Records from a data source
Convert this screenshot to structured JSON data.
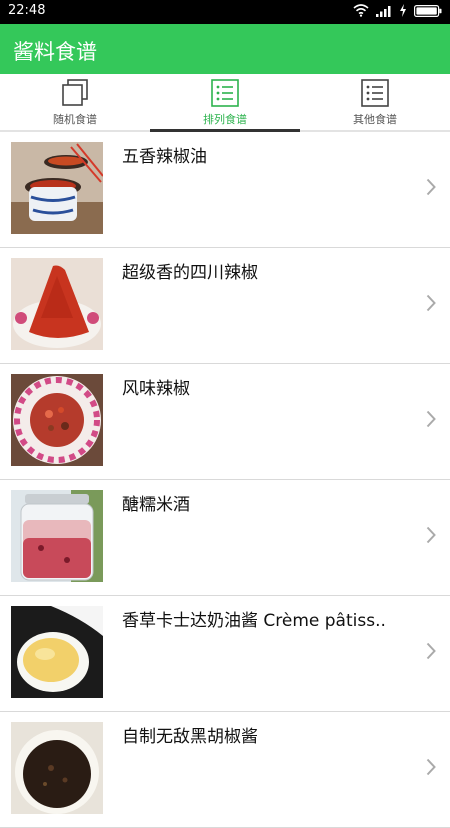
{
  "status": {
    "time": "22:48"
  },
  "app": {
    "title": "酱料食谱"
  },
  "tabs": [
    {
      "label": "随机食谱",
      "active": false,
      "icon": "copy-icon"
    },
    {
      "label": "排列食谱",
      "active": true,
      "icon": "list-icon"
    },
    {
      "label": "其他食谱",
      "active": false,
      "icon": "list-icon"
    }
  ],
  "recipes": [
    {
      "title": "五香辣椒油",
      "image": "chili-oil-bowl-photo"
    },
    {
      "title": "超级香的四川辣椒",
      "image": "chili-powder-plate-photo"
    },
    {
      "title": "风味辣椒",
      "image": "minced-chili-plate-photo"
    },
    {
      "title": "醣糯米酒",
      "image": "rice-wine-jar-photo"
    },
    {
      "title": "香草卡士达奶油酱 Crème pâtiss..",
      "image": "custard-spoon-photo"
    },
    {
      "title": "自制无敌黑胡椒酱",
      "image": "black-pepper-sauce-photo"
    }
  ],
  "colors": {
    "appbar": "#34c85a",
    "active_tab": "#2db34e"
  }
}
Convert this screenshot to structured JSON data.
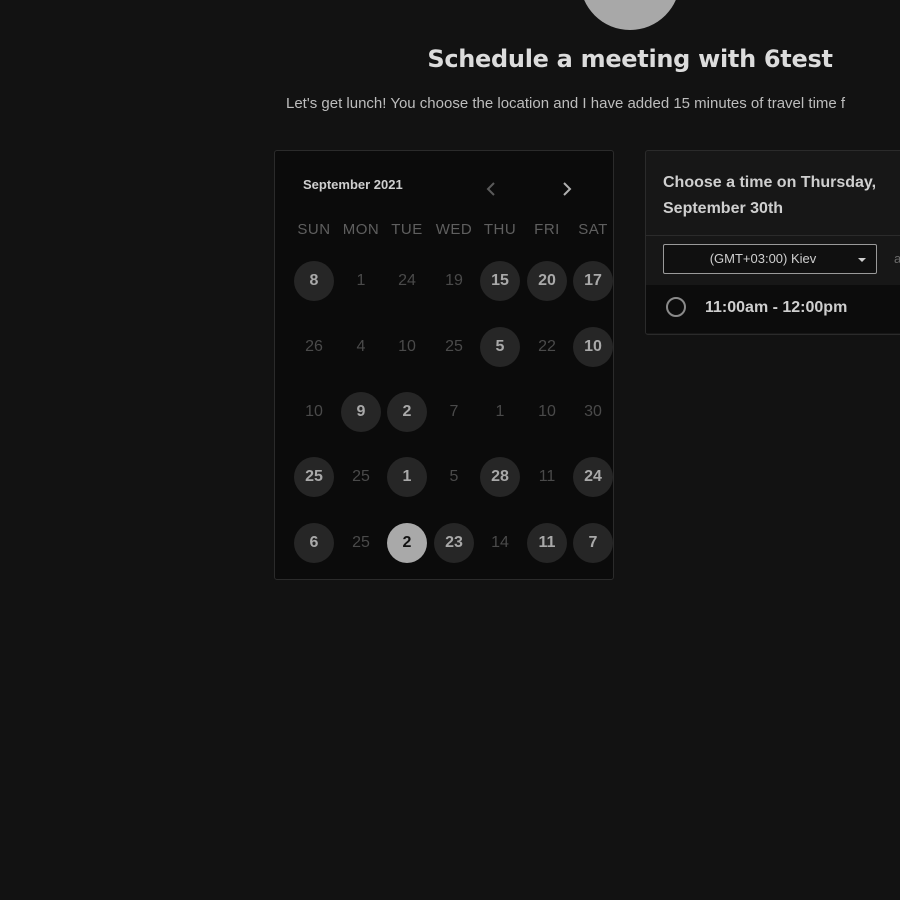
{
  "header": {
    "title": "Schedule a meeting with 6test",
    "subtitle": "Let's get lunch! You choose the location and I have added 15 minutes of travel time f"
  },
  "calendar": {
    "month_label": "September 2021",
    "prev_icon": "chevron-left-icon",
    "next_icon": "chevron-right-icon",
    "weekdays": [
      "SUN",
      "MON",
      "TUE",
      "WED",
      "THU",
      "FRI",
      "SAT"
    ],
    "weeks": [
      [
        {
          "label": "8",
          "state": "available"
        },
        {
          "label": "1",
          "state": "disabled"
        },
        {
          "label": "24",
          "state": "disabled"
        },
        {
          "label": "19",
          "state": "disabled"
        },
        {
          "label": "15",
          "state": "available"
        },
        {
          "label": "20",
          "state": "available"
        },
        {
          "label": "17",
          "state": "available"
        }
      ],
      [
        {
          "label": "26",
          "state": "disabled"
        },
        {
          "label": "4",
          "state": "disabled"
        },
        {
          "label": "10",
          "state": "disabled"
        },
        {
          "label": "25",
          "state": "disabled"
        },
        {
          "label": "5",
          "state": "available"
        },
        {
          "label": "22",
          "state": "disabled"
        },
        {
          "label": "10",
          "state": "available"
        }
      ],
      [
        {
          "label": "10",
          "state": "disabled"
        },
        {
          "label": "9",
          "state": "available"
        },
        {
          "label": "2",
          "state": "available"
        },
        {
          "label": "7",
          "state": "disabled"
        },
        {
          "label": "1",
          "state": "disabled"
        },
        {
          "label": "10",
          "state": "disabled"
        },
        {
          "label": "30",
          "state": "disabled"
        }
      ],
      [
        {
          "label": "25",
          "state": "available"
        },
        {
          "label": "25",
          "state": "disabled"
        },
        {
          "label": "1",
          "state": "available"
        },
        {
          "label": "5",
          "state": "disabled"
        },
        {
          "label": "28",
          "state": "available"
        },
        {
          "label": "11",
          "state": "disabled"
        },
        {
          "label": "24",
          "state": "available"
        }
      ],
      [
        {
          "label": "6",
          "state": "available"
        },
        {
          "label": "25",
          "state": "disabled"
        },
        {
          "label": "2",
          "state": "selected"
        },
        {
          "label": "23",
          "state": "available"
        },
        {
          "label": "14",
          "state": "disabled"
        },
        {
          "label": "11",
          "state": "available"
        },
        {
          "label": "7",
          "state": "available"
        }
      ]
    ]
  },
  "time_panel": {
    "title": "Choose a time on Thursday, September 30th",
    "timezone": "(GMT+03:00) Kiev",
    "timezone_extra": "a",
    "slots": [
      "11:00am - 12:00pm"
    ]
  },
  "colors": {
    "background": "#121212",
    "calendar_bg": "#0b0b0b",
    "available_day": "#262626",
    "selected_day": "#a9a9a9"
  }
}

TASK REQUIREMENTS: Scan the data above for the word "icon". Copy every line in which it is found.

TASK RESULT:
      "icon": "copy-icon"
      "icon": "list-icon"
      "icon": "list-icon"
    "prev_icon": "chevron-left-icon",
    "next_icon": "chevron-right-icon",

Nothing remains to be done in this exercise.